§ What to do
Exactly as written, print each of the entries.

§ Data extract
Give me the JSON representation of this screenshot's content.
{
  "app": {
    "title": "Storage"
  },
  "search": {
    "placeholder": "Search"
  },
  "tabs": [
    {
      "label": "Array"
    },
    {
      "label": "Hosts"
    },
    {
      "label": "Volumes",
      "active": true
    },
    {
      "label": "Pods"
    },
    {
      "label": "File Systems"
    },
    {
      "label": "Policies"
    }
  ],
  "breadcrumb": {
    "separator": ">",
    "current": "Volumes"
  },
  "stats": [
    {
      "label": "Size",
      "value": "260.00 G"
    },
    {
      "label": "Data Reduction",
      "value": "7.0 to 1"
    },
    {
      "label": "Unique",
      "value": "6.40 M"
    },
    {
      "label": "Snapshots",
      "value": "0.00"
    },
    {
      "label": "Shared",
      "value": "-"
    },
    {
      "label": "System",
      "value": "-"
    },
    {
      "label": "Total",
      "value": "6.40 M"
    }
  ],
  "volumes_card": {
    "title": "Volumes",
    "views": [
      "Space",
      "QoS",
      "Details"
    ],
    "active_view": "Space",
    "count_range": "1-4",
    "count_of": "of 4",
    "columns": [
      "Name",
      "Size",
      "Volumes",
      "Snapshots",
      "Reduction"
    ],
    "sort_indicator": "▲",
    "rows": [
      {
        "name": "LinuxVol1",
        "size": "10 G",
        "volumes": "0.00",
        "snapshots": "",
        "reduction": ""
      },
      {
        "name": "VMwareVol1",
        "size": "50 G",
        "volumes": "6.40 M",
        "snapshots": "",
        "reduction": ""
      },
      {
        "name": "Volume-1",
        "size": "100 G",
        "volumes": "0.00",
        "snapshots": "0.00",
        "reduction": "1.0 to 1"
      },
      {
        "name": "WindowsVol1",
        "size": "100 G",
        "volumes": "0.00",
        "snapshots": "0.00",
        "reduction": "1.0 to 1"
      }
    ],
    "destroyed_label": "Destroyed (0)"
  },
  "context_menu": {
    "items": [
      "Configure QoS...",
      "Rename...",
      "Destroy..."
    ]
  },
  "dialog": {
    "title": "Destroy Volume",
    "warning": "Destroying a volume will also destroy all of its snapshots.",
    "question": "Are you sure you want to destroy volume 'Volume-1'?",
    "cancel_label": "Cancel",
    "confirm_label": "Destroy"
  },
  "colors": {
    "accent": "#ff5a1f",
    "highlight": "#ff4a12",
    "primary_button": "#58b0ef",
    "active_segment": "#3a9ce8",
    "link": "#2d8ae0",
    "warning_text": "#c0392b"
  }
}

§ Response
Give me the JSON representation of this screenshot's content.
{
  "app": {
    "title": "Storage"
  },
  "search": {
    "placeholder": "Search"
  },
  "tabs": [
    {
      "label": "Array"
    },
    {
      "label": "Hosts"
    },
    {
      "label": "Volumes",
      "active": true
    },
    {
      "label": "Pods"
    },
    {
      "label": "File Systems"
    },
    {
      "label": "Policies"
    }
  ],
  "breadcrumb": {
    "separator": ">",
    "current": "Volumes"
  },
  "stats": [
    {
      "label": "Size",
      "value": "260.00 G"
    },
    {
      "label": "Data Reduction",
      "value": "7.0 to 1"
    },
    {
      "label": "Unique",
      "value": "6.40 M"
    },
    {
      "label": "Snapshots",
      "value": "0.00"
    },
    {
      "label": "Shared",
      "value": "-"
    },
    {
      "label": "System",
      "value": "-"
    },
    {
      "label": "Total",
      "value": "6.40 M"
    }
  ],
  "volumes_card": {
    "title": "Volumes",
    "views": [
      "Space",
      "QoS",
      "Details"
    ],
    "active_view": "Space",
    "count_range": "1-4",
    "count_of": "of 4",
    "columns": [
      "Name",
      "Size",
      "Volumes",
      "Snapshots",
      "Reduction"
    ],
    "sort_indicator": "▲",
    "rows": [
      {
        "name": "LinuxVol1",
        "size": "10 G",
        "volumes": "0.00",
        "snapshots": "",
        "reduction": ""
      },
      {
        "name": "VMwareVol1",
        "size": "50 G",
        "volumes": "6.40 M",
        "snapshots": "",
        "reduction": ""
      },
      {
        "name": "Volume-1",
        "size": "100 G",
        "volumes": "0.00",
        "snapshots": "0.00",
        "reduction": "1.0 to 1"
      },
      {
        "name": "WindowsVol1",
        "size": "100 G",
        "volumes": "0.00",
        "snapshots": "0.00",
        "reduction": "1.0 to 1"
      }
    ],
    "destroyed_label": "Destroyed (0)"
  },
  "context_menu": {
    "items": [
      "Configure QoS...",
      "Rename...",
      "Destroy..."
    ]
  },
  "dialog": {
    "title": "Destroy Volume",
    "warning": "Destroying a volume will also destroy all of its snapshots.",
    "question": "Are you sure you want to destroy volume 'Volume-1'?",
    "cancel_label": "Cancel",
    "confirm_label": "Destroy"
  },
  "colors": {
    "accent": "#ff5a1f",
    "highlight": "#ff4a12",
    "primary_button": "#58b0ef",
    "active_segment": "#3a9ce8",
    "link": "#2d8ae0",
    "warning_text": "#c0392b"
  }
}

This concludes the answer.